* DIRECTIONS FOR THIS TASK
The entries must be set down again word for word; no pictures belong in the copy.

* EXTRACTED INFORMATION
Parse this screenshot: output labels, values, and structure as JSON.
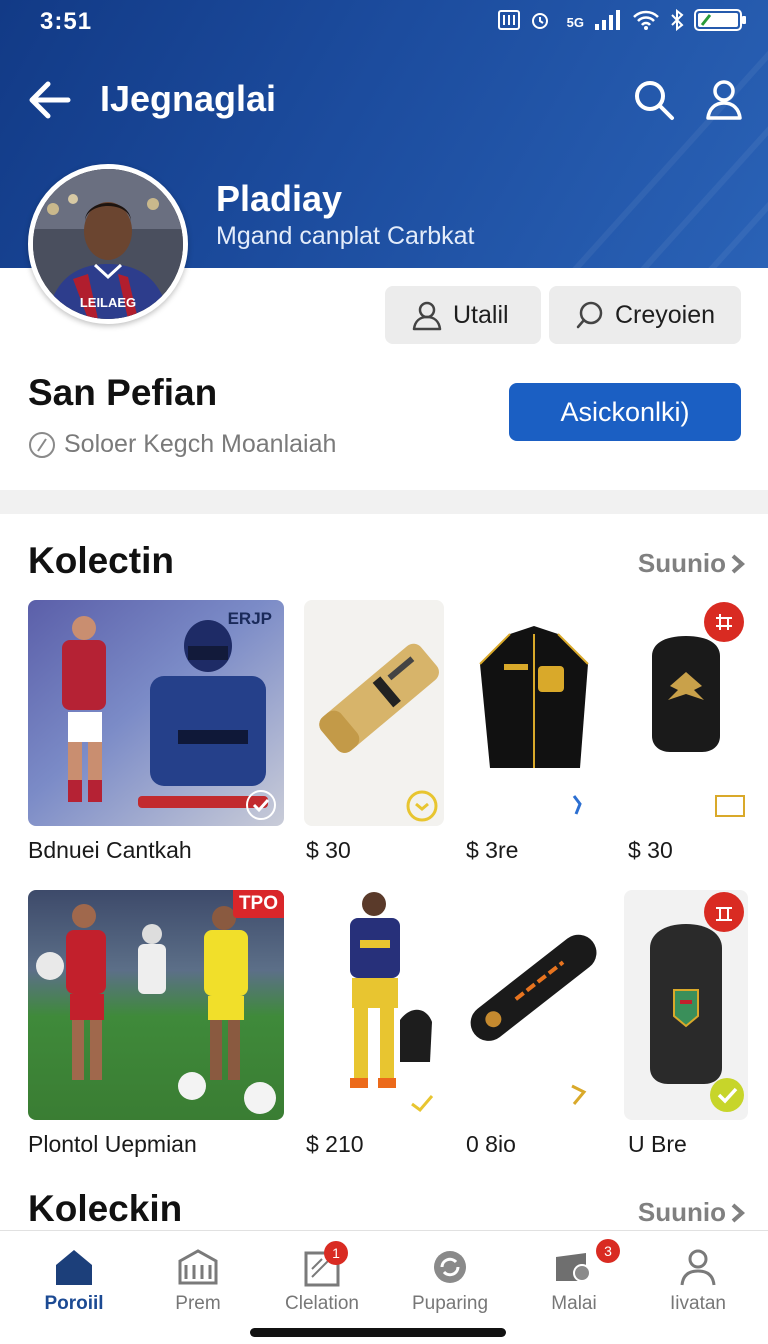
{
  "status": {
    "time": "3:51",
    "signal": "5G"
  },
  "header": {
    "title": "IJegnaglai"
  },
  "profile": {
    "display_name": "Pladiay",
    "subtitle": "Mgand canplat Carbkat",
    "avatar_jersey_text": "LEILAEG",
    "pill1_label": "Utalil",
    "pill2_label": "Creyoien",
    "user_name": "San Pefian",
    "location": "Soloer Kegch Moanlaiah",
    "primary_label": "Asickonlki)"
  },
  "section1": {
    "title": "Kolectin",
    "see_all": "Suunio",
    "items": [
      {
        "caption": "Bdnuei Cantkah",
        "tag": "ERJP"
      },
      {
        "caption": "$ 30"
      },
      {
        "caption": "$ 3re"
      },
      {
        "caption": "$ 30"
      }
    ]
  },
  "section2": {
    "items": [
      {
        "caption": "Plontol Uepmian",
        "tag": "TPO"
      },
      {
        "caption": "$ 210"
      },
      {
        "caption": "0 8io"
      },
      {
        "caption": "U Bre"
      }
    ]
  },
  "section3": {
    "title": "Koleckin",
    "see_all": "Suunio"
  },
  "nav": {
    "items": [
      {
        "label": "Poroiil"
      },
      {
        "label": "Prem"
      },
      {
        "label": "Clelation",
        "badge": "1"
      },
      {
        "label": "Puparing"
      },
      {
        "label": "Malai",
        "badge": "3"
      },
      {
        "label": "Iivatan"
      }
    ]
  },
  "colors": {
    "brand": "#1c4a93",
    "accent": "#1b5fc3",
    "badge": "#d92b22"
  }
}
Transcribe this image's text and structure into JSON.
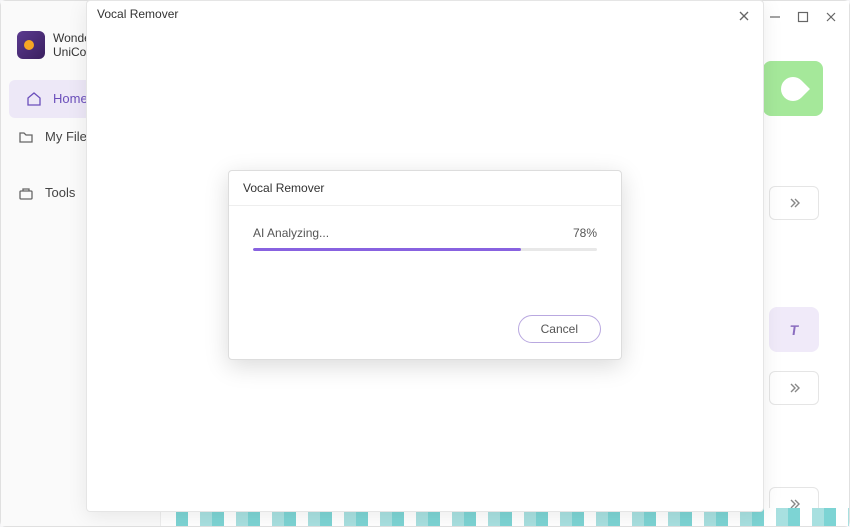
{
  "app": {
    "name_line1": "Wonder",
    "name_line2": "UniCon"
  },
  "sidebar": {
    "items": [
      {
        "label": "Home",
        "icon": "home"
      },
      {
        "label": "My File",
        "icon": "folder"
      },
      {
        "label": "Tools",
        "icon": "toolbox"
      }
    ]
  },
  "modal": {
    "title": "Vocal Remover"
  },
  "progress": {
    "title": "Vocal Remover",
    "status": "AI Analyzing...",
    "percent_text": "78%",
    "percent_value": 78,
    "cancel_label": "Cancel"
  }
}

* TASK OUTPUT
Parse this screenshot: output labels, values, and structure as JSON.
{
  "status": {
    "time": "3:51",
    "signal": "5G"
  },
  "header": {
    "title": "IJegnaglai"
  },
  "profile": {
    "display_name": "Pladiay",
    "subtitle": "Mgand canplat Carbkat",
    "avatar_jersey_text": "LEILAEG",
    "pill1_label": "Utalil",
    "pill2_label": "Creyoien",
    "user_name": "San Pefian",
    "location": "Soloer Kegch Moanlaiah",
    "primary_label": "Asickonlki)"
  },
  "section1": {
    "title": "Kolectin",
    "see_all": "Suunio",
    "items": [
      {
        "caption": "Bdnuei Cantkah",
        "tag": "ERJP"
      },
      {
        "caption": "$ 30"
      },
      {
        "caption": "$ 3re"
      },
      {
        "caption": "$ 30"
      }
    ]
  },
  "section2": {
    "items": [
      {
        "caption": "Plontol Uepmian",
        "tag": "TPO"
      },
      {
        "caption": "$ 210"
      },
      {
        "caption": "0 8io"
      },
      {
        "caption": "U Bre"
      }
    ]
  },
  "section3": {
    "title": "Koleckin",
    "see_all": "Suunio"
  },
  "nav": {
    "items": [
      {
        "label": "Poroiil"
      },
      {
        "label": "Prem"
      },
      {
        "label": "Clelation",
        "badge": "1"
      },
      {
        "label": "Puparing"
      },
      {
        "label": "Malai",
        "badge": "3"
      },
      {
        "label": "Iivatan"
      }
    ]
  },
  "colors": {
    "brand": "#1c4a93",
    "accent": "#1b5fc3",
    "badge": "#d92b22"
  }
}
Transcribe this image's text and structure into JSON.
{
  "app": {
    "name_line1": "Wonder",
    "name_line2": "UniCon"
  },
  "sidebar": {
    "items": [
      {
        "label": "Home",
        "icon": "home"
      },
      {
        "label": "My File",
        "icon": "folder"
      },
      {
        "label": "Tools",
        "icon": "toolbox"
      }
    ]
  },
  "modal": {
    "title": "Vocal Remover"
  },
  "progress": {
    "title": "Vocal Remover",
    "status": "AI Analyzing...",
    "percent_text": "78%",
    "percent_value": 78,
    "cancel_label": "Cancel"
  }
}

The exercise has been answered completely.